Pedro Barata transforms shipping container into "world's biggest periscope"
Architectural firm Pedro Barata e Arquitetos Associados has created a 12-metre-tall periscope in Brazil using a shipping container stood on its end.
The Superiscope – described by the architects as the world's biggest periscope – offers visitors views across Lagoa Santa, a lagoon that gives its name to the Brazilian city it is located beside.
The giant instrument's shell is made from the corrugated steel exterior of a shipping container. Inside, two large mirrors are attached to an MDF framework and set at a 45-degree angle at the top and bottom of the structure. Light reflected off the pair of mirrors allows a viewer at the bottom to see the image framed at the top.
"That's kind of the beauty of it: the container as a ready-made periscope," Barata told Dezeen. "Just like making one out of a milk carton package when we were kids."
The interior of the container and the supporting internal wooden framework have been painted black, and a rectangular aperture at the bottom of the structure lets visitors gaze at a reflected view over the nearby lagoon.
The structure took just over a month to design and assemble, and the studio made several rough simulations on site to guarantee the view would be unspoiled by nearby trees or buildings.
"People react to it as a toy, gathering around to share the 'magic' of being able to see the lagoon at their eye-sight," the architect told Dezeen.
"There's always someone peeking through the vertical tunnel, trying to understand the 'technology' allowing them to do so. By connecting directly two different and faraway spaces, the Superiscope introduces people to architecture as hypertext," he added.
The structure will remain in place until November 2015, and Barata is currently seeking a potential new home for it to travel to afterwards.
Pedro Barata founded his architectural practice in 2004, and now has offices in both Brazil and Portugal.

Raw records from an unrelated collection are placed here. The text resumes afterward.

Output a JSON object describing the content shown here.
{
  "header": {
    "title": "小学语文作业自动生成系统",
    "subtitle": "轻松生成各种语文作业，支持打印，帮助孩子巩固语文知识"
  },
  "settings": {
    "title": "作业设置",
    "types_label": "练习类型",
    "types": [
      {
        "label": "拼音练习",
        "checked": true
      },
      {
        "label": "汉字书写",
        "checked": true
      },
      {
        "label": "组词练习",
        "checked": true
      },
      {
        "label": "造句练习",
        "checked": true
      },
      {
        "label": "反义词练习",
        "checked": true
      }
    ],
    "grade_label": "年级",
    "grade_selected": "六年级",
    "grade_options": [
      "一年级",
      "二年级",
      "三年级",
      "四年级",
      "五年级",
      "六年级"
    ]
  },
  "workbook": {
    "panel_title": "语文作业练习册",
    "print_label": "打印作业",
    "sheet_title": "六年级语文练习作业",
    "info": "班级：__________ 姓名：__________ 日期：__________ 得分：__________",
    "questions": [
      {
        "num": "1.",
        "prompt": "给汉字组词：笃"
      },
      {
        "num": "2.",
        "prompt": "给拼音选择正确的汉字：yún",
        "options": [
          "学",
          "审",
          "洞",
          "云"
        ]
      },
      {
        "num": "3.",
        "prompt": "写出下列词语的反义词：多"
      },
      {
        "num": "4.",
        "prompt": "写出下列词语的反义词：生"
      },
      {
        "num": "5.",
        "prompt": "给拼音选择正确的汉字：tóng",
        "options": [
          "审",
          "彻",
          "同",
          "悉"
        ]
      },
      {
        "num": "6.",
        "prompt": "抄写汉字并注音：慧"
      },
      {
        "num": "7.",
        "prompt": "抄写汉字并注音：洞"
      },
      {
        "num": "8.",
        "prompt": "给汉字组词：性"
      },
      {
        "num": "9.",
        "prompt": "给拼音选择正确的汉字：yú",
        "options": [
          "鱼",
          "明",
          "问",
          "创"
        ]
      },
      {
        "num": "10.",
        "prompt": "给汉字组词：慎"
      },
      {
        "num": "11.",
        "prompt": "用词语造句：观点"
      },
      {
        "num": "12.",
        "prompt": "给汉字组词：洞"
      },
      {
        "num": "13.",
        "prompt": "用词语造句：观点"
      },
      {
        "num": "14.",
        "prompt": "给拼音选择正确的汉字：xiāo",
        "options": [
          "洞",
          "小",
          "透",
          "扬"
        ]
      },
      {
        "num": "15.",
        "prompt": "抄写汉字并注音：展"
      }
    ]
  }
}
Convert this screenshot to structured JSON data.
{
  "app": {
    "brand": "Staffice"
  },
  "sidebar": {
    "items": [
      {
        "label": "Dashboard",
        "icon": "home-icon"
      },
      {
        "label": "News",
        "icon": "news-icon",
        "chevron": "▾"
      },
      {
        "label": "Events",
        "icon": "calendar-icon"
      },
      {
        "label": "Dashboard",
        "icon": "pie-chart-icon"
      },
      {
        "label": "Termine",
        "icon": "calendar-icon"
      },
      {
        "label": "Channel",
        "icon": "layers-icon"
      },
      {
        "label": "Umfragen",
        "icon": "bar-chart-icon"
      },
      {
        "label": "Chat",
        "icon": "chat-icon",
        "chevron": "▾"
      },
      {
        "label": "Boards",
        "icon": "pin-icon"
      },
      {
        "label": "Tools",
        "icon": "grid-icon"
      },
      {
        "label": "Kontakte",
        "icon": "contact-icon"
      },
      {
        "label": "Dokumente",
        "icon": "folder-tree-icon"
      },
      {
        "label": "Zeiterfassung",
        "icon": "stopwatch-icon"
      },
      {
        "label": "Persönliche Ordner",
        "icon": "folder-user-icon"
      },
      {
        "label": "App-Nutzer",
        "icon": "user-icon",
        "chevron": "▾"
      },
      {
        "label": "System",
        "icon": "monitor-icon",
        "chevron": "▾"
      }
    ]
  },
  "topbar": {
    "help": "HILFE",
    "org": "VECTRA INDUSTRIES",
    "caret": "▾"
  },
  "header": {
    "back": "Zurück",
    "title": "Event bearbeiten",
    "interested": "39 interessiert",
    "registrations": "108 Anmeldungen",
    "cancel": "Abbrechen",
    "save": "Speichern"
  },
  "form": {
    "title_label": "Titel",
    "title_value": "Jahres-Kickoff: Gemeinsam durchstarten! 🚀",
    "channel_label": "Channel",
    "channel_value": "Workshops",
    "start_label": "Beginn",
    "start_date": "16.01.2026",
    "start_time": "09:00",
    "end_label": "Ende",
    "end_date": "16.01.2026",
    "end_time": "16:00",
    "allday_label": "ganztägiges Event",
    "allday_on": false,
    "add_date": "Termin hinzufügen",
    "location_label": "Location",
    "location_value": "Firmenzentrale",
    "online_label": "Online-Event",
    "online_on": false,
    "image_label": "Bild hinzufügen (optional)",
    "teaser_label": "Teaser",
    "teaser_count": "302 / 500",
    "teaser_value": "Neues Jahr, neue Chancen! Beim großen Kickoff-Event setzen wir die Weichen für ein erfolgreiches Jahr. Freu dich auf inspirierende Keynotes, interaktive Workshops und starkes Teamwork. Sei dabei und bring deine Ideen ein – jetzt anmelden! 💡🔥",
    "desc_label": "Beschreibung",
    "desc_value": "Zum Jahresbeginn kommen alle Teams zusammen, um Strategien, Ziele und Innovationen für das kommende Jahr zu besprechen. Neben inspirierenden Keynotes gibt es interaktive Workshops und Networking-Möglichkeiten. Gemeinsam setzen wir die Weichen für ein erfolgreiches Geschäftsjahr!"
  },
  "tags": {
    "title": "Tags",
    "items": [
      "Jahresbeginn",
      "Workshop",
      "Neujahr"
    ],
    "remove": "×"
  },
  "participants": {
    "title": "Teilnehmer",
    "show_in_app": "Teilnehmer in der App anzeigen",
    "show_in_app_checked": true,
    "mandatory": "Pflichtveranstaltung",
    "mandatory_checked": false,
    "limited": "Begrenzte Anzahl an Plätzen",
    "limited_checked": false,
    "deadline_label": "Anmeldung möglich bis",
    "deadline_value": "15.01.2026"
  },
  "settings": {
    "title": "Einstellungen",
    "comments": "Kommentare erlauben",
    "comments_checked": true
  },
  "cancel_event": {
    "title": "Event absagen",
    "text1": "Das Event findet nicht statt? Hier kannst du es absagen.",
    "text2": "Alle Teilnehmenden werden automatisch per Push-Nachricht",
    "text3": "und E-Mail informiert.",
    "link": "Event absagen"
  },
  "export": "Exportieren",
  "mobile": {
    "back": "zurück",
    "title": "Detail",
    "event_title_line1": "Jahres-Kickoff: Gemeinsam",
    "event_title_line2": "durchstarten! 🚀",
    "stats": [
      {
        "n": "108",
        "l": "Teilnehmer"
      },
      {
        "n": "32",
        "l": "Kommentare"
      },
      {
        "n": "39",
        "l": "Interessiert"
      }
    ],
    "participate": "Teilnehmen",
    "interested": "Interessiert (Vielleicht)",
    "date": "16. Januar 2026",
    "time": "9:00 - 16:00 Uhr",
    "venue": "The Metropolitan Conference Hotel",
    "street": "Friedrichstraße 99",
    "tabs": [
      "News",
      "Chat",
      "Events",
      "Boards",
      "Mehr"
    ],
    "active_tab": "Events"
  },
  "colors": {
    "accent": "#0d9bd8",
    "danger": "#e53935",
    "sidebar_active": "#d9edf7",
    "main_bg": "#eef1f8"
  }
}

He teaches at Izabela Hendrix Faculty, in Belo Horizonte, Brazil, and has shown work at the Lisbon Architecture Triennial and the Venice Architecture Biennale.
A "huge democratic periscope" is also included in Danish firm BIG's winning design for a new town hall in Tallinn, Estonia, which would allow passersby to see politicians at work in the council chamber.
Other examples of architects' ongoing fascination with shipping containers include skyscrapers, tech incubators and low-cost workspaces – which are all collected onto our newly created dedicated Pinterest board.
Photography is by Osvaldo Castro and Fábio Cansado.